We don’t think we have to wait 50 years – nor can we afford to – if we can throw world-leading bandwidth into the mix. Just as manufacturing grew in the 19th and 20th Century by combining new sources of power with new modes of transportation, we believe the fastest growing parts of the economy of our time—the sectors in which better understanding of data is the principal source of wealth creation—require us to combine the best of human capital with the best of bandwidth.
As I noted above, broadband is the commons of collaboration for our time; combining the communities that surround our research institutions with world-leading bandwidth will demonstrate that high-performance collaboration—not one way video, not restaurant reviews, not discount shopping—is the killer app of the next generation of the Internet.
So 37 university communities have come together for the common mission: accelerating the deployment of next generation networks and services in the United States.
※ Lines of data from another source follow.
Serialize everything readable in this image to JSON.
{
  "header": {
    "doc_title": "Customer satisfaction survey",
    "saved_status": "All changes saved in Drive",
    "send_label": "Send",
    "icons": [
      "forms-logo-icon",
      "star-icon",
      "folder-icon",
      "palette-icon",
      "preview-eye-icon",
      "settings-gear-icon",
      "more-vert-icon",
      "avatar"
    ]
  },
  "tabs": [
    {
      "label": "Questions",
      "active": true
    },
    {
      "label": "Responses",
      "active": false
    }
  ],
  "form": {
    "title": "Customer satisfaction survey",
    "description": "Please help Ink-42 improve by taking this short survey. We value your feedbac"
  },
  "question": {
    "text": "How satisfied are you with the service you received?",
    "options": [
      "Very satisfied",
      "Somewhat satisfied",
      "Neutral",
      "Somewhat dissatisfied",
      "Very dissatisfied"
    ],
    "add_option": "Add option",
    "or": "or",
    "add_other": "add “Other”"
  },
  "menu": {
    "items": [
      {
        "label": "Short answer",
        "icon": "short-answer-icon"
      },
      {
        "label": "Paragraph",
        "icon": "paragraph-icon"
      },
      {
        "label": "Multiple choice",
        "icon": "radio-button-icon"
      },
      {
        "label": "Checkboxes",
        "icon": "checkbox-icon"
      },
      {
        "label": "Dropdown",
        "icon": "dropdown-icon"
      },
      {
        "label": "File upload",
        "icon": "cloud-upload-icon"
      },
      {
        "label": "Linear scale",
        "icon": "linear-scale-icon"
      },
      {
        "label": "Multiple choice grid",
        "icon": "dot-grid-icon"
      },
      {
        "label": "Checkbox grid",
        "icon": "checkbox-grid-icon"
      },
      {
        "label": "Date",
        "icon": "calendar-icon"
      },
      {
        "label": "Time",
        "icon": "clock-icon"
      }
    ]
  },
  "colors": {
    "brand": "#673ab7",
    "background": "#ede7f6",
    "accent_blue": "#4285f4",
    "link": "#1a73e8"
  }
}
By accelerating those next generation services and networks, we can ignite a new generation of innovation, new approaches to solving some of society’s most vexing problems, and in the process, enrich our communities as well as companies. If we remove bandwidth as a barrier to innovation for the right 1% of the country, we can increase the value of providing massive bandwidth to the other 99% of the country.
So as we look to that goal, we ought to consider new ways, and new partnerships, that may not make sense in other places, but in these test beds, in these communities, are the kindling we need to ignite that new generation of opportunity.
If we do, we won’t have to look around the world and say, in the words of the title of a new best seller, “That Used To Be Us.”
Rather, if we succeed in creating a platform for high-performance knowledge exchange, we will be able to say, this is still us.
-Blair Levin, Executive Director